Perhaps most interesting is the language used to describe the Africa being saved. For example, the Keep a Child Alive /” I am African” ad campaign features portraits of primarily white, Western celebrities with painted “tribal markings” on their faces above “I AM AFRICAN” in bold letters. Below, smaller print says, “help us stop the dying.”
Such campaigns, however well intentioned, promote the stereotype of Africa as a black hole of disease and death. News reports constantly focus on the continent’s corrupt leaders, warlords, “tribal” conflicts, child laborers, and women disfigured by abuse and genital mutilation. These descriptions run under headlines like “Can Bono Save Africa?” or “Will Brangelina Save Africa?” The relationship between the West and Africa is no longer based on openly racist beliefs, but such articles are reminiscent of reports from the heyday of European colonialism, when missionaries were sent to Africa to introduce us to education, Jesus Christ and “civilization.”
There is no African, myself included, who does not appreciate the help of the wider world, but we do question whether aid is genuine or given in the spirit of affirming one’s cultural superiority. My mood is dampened every time I attend a benefit whose host runs through a litany of African disasters before presenting a (usually) wealthy, white person, who often proceeds to list the things he or she has done for the poor, starving Africans. Every time a well-meaning college student speaks of villagers dancing because they were so grateful for her help, I cringe. Every time a Hollywood director shoots a film about Africa that features a Western protagonist, I shake my head — because Africans, real people though we may be, are used as props in the West’s fantasy of itself. And not only do such depictions tend to ignore the West’s prominent role in creating many of the unfortunate situations on the continent, they also ignore the incredible work Africans have done and continue to do to fix those problems.
Why do the media frequently refer to African countries as having been “granted independence from their colonial masters,” as opposed to having fought and shed blood for their freedom? Why do Angelina Jolie and Bono receive overwhelming attention for their work in Africa while Nwankwo Kanu or Dikembe Mutombo, Africans both, are hardly ever mentioned? How is it that a former mid-level U.S. diplomat receives more attention for his cowboy antics in Sudan than do the numerous African Union countries that have sent food and troops and spent countless hours trying to negotiate a settlement among all parties in that crisis?
Two years ago I worked in a camp for internally displaced people in Nigeria, survivors of an uprising that killed about 1,000 people and displaced 200,000. True to form, the Western media reported on the violence but not on the humanitarian work the state and local governments — without much international help — did for the survivors. Social workers spent their time and in many cases their own salaries to care for their compatriots.
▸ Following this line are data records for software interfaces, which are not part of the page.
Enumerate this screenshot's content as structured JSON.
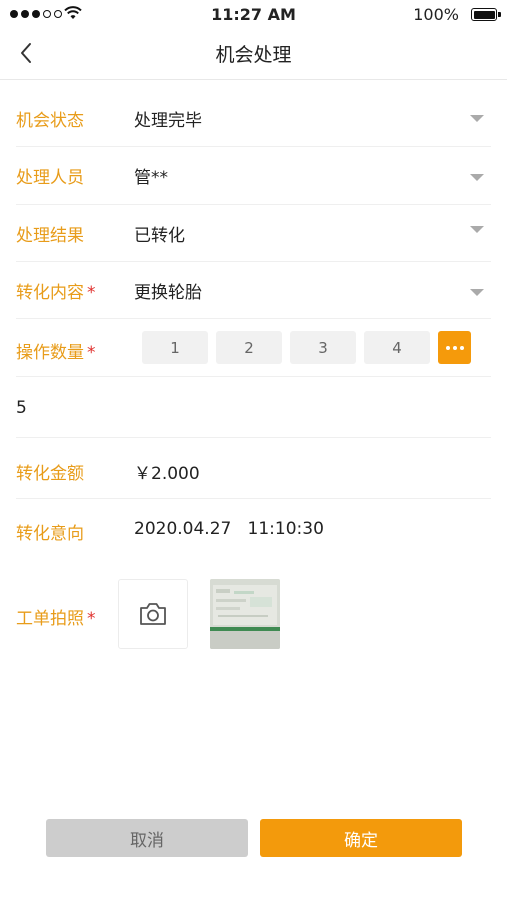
{
  "status_bar": {
    "time": "11:27 AM",
    "battery": "100%"
  },
  "nav": {
    "title": "机会处理"
  },
  "form": {
    "status": {
      "label": "机会状态",
      "value": "处理完毕"
    },
    "handler": {
      "label": "处理人员",
      "value": "管**"
    },
    "result": {
      "label": "处理结果",
      "value": "已转化"
    },
    "content": {
      "label": "转化内容",
      "value": "更换轮胎",
      "required": "*"
    },
    "quantity": {
      "label": "操作数量",
      "required": "*",
      "options": [
        "1",
        "2",
        "3",
        "4"
      ],
      "input_value": "5"
    },
    "amount": {
      "label": "转化金额",
      "value": "￥2.000"
    },
    "intent": {
      "label": "转化意向",
      "value": "2020.04.27   11:10:30"
    },
    "photo": {
      "label": "工单拍照",
      "required": "*"
    }
  },
  "buttons": {
    "cancel": "取消",
    "confirm": "确定"
  },
  "colors": {
    "accent": "#f39a0c",
    "label": "#e89c1a",
    "required": "#e0322f"
  }
}
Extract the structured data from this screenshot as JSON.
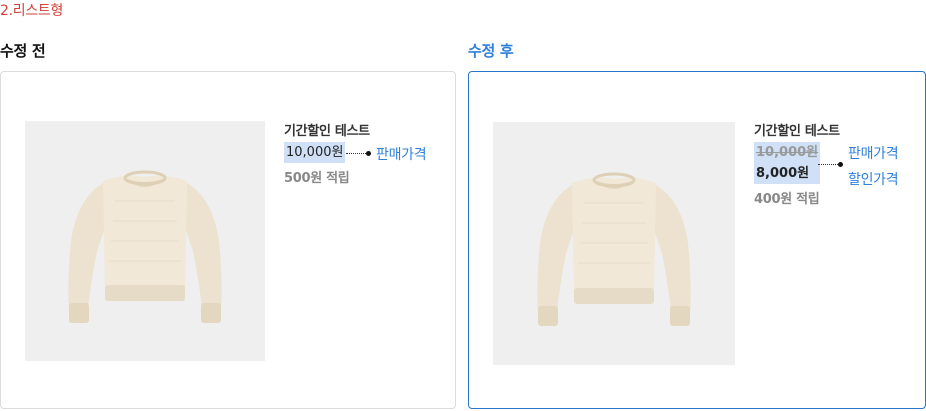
{
  "section_title": "2.리스트형",
  "before": {
    "title": "수정 전",
    "product_name": "기간할인 테스트",
    "price": "10,000원",
    "point": "500원 적립",
    "callout": "판매가격"
  },
  "after": {
    "title": "수정 후",
    "product_name": "기간할인 테스트",
    "original_price": "10,000원",
    "sale_price": "8,000원",
    "point": "400원 적립",
    "callout_price": "판매가격",
    "callout_sale": "할인가격"
  },
  "colors": {
    "section_title": "#d0423b",
    "accent": "#2f7fdb",
    "highlight": "#cfe0f7",
    "after_border": "#2a75cc"
  }
}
These are the people saving Africa, and others like them across the continent get no credit for their work.
Last month the Group of Eight industrialized nations and a host of celebrities met in Germany to discuss, among other things, how to save Africa. Before the next such summit, I hope people will realize Africa doesn’t want to be saved. Africa wants the world to acknowledge that through fair partnerships with other members of the global community, we ourselves are capable of unprecedented growth.
Uzodinma Iweala is the author of “Beasts of No Nation,” a novel about child soldiers.